Please return every line below that contains the string "themsaid".

(Beginning of DATA FOR THE TASK)

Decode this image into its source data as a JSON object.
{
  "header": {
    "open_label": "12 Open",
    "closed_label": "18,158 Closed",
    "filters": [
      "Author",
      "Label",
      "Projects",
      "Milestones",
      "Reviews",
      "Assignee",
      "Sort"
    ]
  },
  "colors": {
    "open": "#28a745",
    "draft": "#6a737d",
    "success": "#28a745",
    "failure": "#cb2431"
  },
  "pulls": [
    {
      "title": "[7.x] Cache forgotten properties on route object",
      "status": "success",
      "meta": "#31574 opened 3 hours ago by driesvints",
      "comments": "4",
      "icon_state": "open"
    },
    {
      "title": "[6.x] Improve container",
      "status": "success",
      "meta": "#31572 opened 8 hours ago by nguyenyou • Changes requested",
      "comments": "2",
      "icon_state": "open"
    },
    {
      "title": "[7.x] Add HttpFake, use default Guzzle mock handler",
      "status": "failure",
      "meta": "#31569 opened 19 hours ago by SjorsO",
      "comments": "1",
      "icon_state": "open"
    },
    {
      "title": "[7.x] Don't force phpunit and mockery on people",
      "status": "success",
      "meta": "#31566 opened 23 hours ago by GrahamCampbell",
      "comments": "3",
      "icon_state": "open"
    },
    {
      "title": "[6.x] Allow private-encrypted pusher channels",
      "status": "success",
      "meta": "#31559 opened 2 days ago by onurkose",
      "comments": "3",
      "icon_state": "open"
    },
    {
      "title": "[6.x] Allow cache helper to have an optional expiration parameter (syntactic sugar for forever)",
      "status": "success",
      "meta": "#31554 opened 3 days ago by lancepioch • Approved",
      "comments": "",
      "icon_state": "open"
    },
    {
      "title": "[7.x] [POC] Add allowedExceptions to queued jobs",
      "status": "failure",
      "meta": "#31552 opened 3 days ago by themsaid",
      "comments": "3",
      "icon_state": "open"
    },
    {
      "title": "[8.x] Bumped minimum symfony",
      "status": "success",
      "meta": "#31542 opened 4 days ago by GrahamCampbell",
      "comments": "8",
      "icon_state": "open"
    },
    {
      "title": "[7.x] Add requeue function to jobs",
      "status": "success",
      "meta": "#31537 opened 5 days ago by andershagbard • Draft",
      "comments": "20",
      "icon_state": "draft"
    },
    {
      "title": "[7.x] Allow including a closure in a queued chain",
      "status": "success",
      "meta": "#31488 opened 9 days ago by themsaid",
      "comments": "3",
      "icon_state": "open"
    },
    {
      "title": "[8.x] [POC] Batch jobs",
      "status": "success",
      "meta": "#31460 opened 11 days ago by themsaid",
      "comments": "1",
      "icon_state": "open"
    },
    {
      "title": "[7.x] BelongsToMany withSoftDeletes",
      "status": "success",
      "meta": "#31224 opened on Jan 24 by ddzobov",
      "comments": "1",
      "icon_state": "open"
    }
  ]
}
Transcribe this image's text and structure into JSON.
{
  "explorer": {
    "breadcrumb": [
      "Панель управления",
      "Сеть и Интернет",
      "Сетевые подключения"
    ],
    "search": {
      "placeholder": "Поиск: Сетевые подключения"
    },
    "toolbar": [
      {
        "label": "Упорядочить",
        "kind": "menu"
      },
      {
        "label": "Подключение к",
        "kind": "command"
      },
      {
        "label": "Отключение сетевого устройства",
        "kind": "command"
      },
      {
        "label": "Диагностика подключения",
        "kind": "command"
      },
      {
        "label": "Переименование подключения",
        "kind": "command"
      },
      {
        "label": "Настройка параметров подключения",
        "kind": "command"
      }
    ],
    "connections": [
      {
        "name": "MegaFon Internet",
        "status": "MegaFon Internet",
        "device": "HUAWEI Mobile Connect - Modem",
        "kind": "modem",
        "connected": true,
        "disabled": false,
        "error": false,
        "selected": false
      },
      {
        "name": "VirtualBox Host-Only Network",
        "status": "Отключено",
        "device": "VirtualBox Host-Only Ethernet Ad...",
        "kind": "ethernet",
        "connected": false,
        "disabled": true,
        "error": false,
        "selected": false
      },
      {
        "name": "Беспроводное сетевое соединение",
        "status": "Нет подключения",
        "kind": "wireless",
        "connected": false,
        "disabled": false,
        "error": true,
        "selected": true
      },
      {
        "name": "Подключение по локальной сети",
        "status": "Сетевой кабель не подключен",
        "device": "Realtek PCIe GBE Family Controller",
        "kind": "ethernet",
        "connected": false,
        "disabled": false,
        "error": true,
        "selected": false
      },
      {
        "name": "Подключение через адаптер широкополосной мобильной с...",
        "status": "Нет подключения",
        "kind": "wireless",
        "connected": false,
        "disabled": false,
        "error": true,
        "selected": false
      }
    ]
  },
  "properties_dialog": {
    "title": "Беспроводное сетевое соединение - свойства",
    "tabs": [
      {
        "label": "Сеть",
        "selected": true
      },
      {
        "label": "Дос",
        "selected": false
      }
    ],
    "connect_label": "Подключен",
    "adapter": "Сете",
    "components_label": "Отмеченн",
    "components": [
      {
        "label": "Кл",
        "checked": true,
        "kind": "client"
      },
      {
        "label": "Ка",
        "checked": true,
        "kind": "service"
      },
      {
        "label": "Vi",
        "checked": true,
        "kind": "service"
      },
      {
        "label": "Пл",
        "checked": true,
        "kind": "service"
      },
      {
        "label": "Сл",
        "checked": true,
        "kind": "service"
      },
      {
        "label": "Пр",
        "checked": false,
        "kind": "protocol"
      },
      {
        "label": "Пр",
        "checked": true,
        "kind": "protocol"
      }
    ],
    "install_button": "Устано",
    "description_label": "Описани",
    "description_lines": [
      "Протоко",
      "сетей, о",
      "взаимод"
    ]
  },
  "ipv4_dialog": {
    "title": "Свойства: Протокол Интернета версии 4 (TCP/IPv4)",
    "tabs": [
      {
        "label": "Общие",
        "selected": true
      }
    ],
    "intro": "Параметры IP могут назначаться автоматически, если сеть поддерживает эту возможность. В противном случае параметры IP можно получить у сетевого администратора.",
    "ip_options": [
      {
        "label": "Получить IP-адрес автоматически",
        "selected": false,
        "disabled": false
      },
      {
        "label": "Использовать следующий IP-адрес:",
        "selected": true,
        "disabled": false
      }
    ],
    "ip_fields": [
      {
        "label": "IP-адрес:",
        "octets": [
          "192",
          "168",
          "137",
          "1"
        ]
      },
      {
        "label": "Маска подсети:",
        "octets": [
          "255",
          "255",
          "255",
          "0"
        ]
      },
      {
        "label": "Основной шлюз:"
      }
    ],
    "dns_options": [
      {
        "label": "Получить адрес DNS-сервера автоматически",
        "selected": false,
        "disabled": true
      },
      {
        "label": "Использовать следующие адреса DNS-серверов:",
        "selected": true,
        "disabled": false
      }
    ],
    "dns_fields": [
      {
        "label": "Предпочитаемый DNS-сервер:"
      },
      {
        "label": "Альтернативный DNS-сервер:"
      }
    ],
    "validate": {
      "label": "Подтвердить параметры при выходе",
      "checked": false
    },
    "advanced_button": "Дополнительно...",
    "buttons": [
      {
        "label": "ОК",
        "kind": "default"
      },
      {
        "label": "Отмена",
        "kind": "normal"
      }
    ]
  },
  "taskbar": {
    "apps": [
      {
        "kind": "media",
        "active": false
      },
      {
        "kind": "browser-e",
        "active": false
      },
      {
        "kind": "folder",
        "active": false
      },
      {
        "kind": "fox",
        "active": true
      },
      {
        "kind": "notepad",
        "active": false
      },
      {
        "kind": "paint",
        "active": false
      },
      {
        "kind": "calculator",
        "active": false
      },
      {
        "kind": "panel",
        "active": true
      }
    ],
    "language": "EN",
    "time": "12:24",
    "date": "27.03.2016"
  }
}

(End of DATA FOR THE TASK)
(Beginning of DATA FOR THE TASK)

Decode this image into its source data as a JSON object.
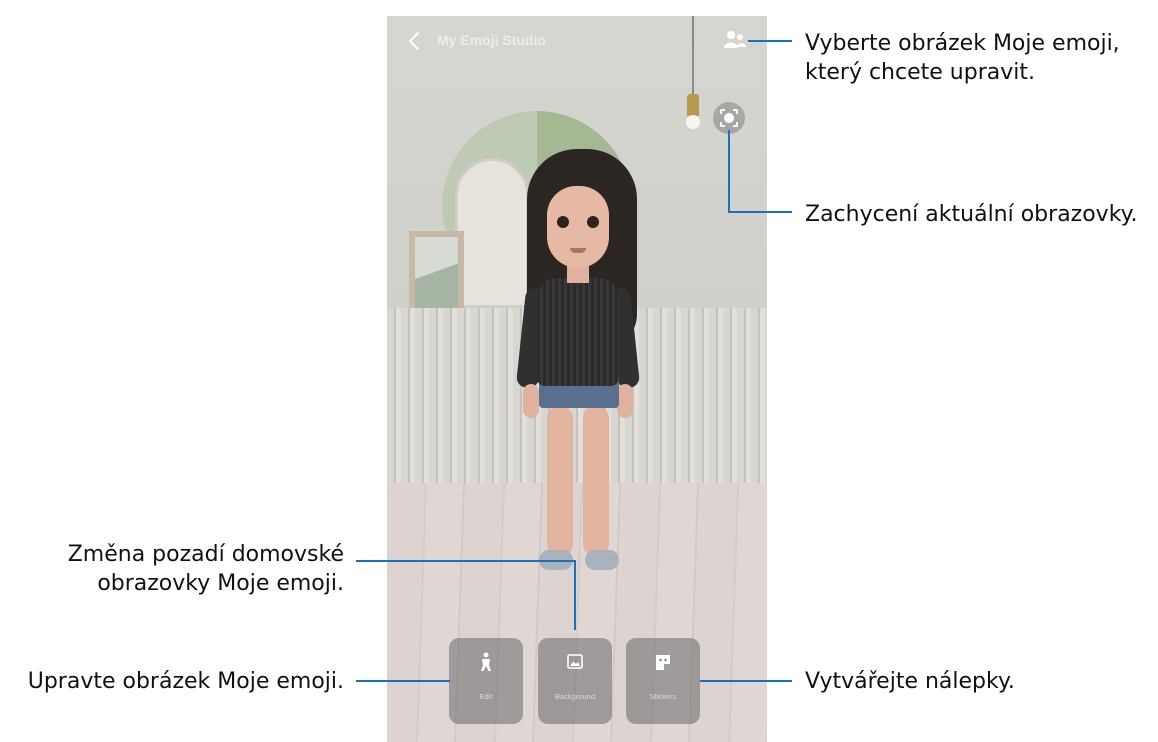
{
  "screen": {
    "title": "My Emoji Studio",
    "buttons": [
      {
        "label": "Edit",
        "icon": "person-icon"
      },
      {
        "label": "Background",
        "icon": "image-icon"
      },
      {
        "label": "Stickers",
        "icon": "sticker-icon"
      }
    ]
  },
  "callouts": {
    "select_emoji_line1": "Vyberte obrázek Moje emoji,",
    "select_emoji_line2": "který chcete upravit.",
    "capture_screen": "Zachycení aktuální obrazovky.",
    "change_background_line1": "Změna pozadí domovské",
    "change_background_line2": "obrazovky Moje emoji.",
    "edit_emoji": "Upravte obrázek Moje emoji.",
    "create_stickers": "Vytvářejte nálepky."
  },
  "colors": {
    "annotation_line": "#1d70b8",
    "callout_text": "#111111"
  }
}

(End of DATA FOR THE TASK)
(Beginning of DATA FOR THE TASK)

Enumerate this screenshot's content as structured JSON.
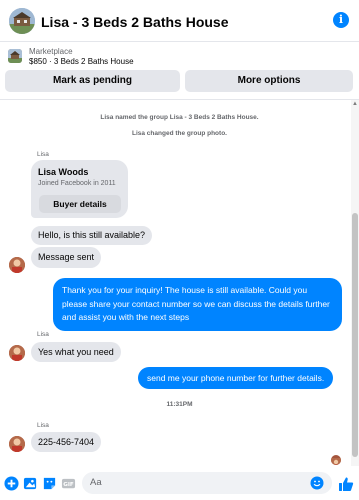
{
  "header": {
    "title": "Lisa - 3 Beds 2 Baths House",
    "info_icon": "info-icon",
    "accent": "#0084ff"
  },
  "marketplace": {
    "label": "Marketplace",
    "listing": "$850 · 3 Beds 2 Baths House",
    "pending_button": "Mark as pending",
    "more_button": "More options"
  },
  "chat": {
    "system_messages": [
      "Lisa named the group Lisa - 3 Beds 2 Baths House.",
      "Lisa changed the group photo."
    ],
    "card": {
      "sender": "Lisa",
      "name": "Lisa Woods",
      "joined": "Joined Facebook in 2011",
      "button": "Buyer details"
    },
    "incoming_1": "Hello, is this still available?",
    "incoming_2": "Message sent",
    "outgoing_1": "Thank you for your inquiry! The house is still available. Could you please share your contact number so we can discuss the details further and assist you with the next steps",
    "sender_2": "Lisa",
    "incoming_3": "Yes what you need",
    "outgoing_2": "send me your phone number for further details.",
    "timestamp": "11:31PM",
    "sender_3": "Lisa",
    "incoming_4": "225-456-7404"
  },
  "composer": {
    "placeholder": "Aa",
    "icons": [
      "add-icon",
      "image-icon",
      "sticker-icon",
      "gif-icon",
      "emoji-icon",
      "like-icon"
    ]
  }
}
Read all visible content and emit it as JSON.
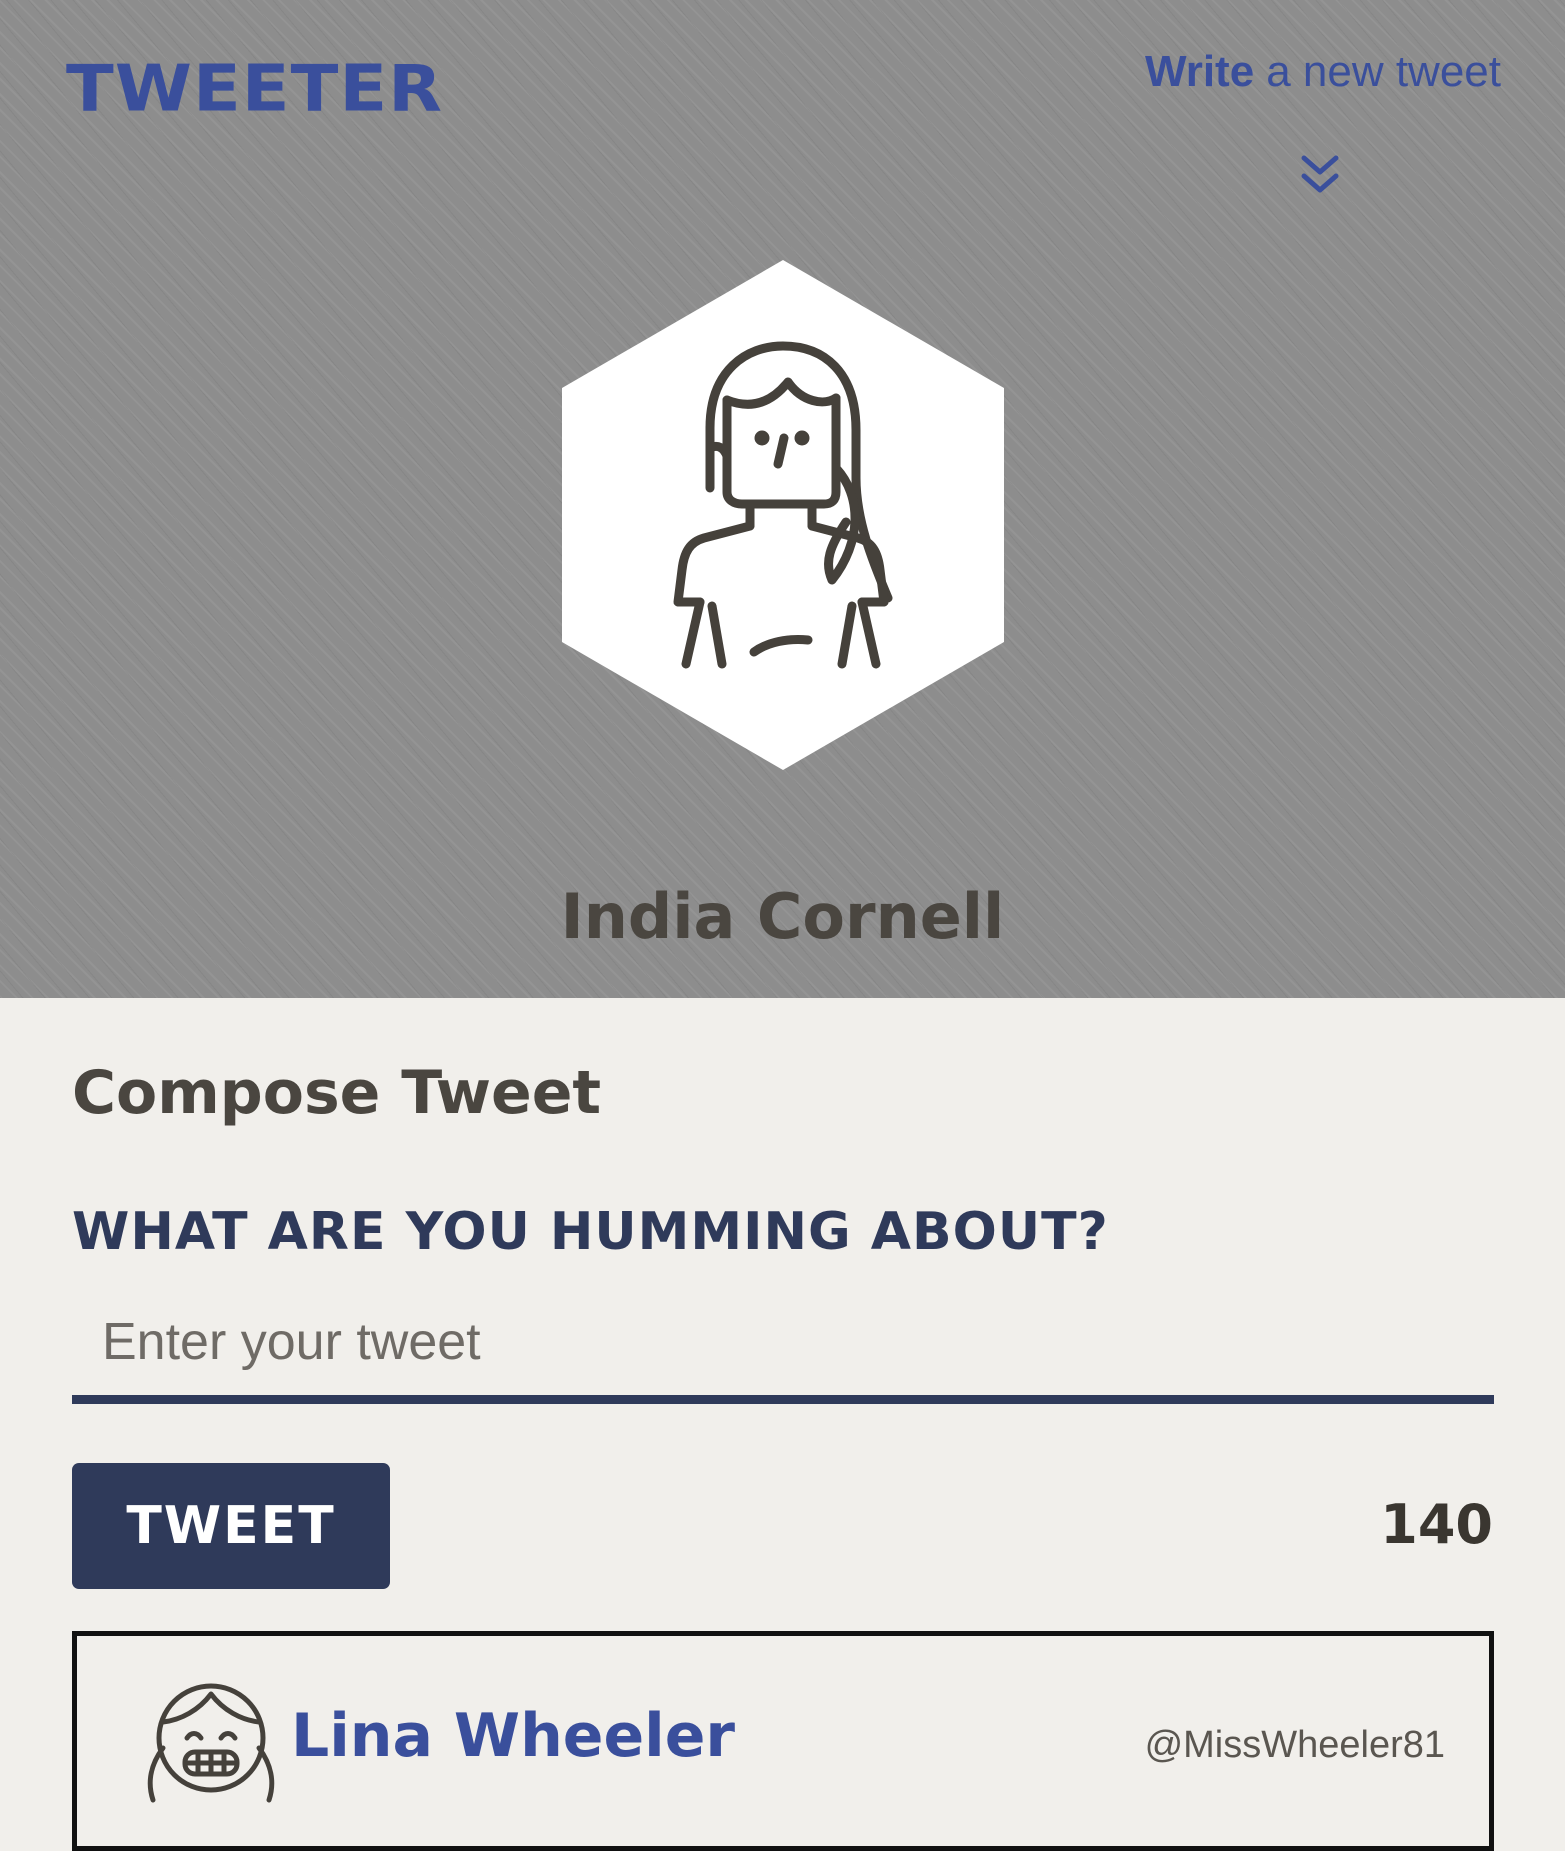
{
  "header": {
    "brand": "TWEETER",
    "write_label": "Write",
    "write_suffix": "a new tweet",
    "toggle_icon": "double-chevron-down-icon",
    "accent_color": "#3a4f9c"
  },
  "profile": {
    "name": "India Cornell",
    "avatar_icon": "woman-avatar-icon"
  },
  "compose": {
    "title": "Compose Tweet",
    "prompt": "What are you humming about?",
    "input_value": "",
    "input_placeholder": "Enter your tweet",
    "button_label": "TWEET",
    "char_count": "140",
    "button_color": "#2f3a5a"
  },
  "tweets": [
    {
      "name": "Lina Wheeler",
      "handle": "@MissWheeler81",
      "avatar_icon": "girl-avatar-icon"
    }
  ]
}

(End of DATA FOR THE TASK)

RESULT FOR THIS EXERCISE →
      "meta": "#31552 opened 3 days ago by themsaid",
      "meta": "#31488 opened 9 days ago by themsaid",
      "meta": "#31460 opened 11 days ago by themsaid",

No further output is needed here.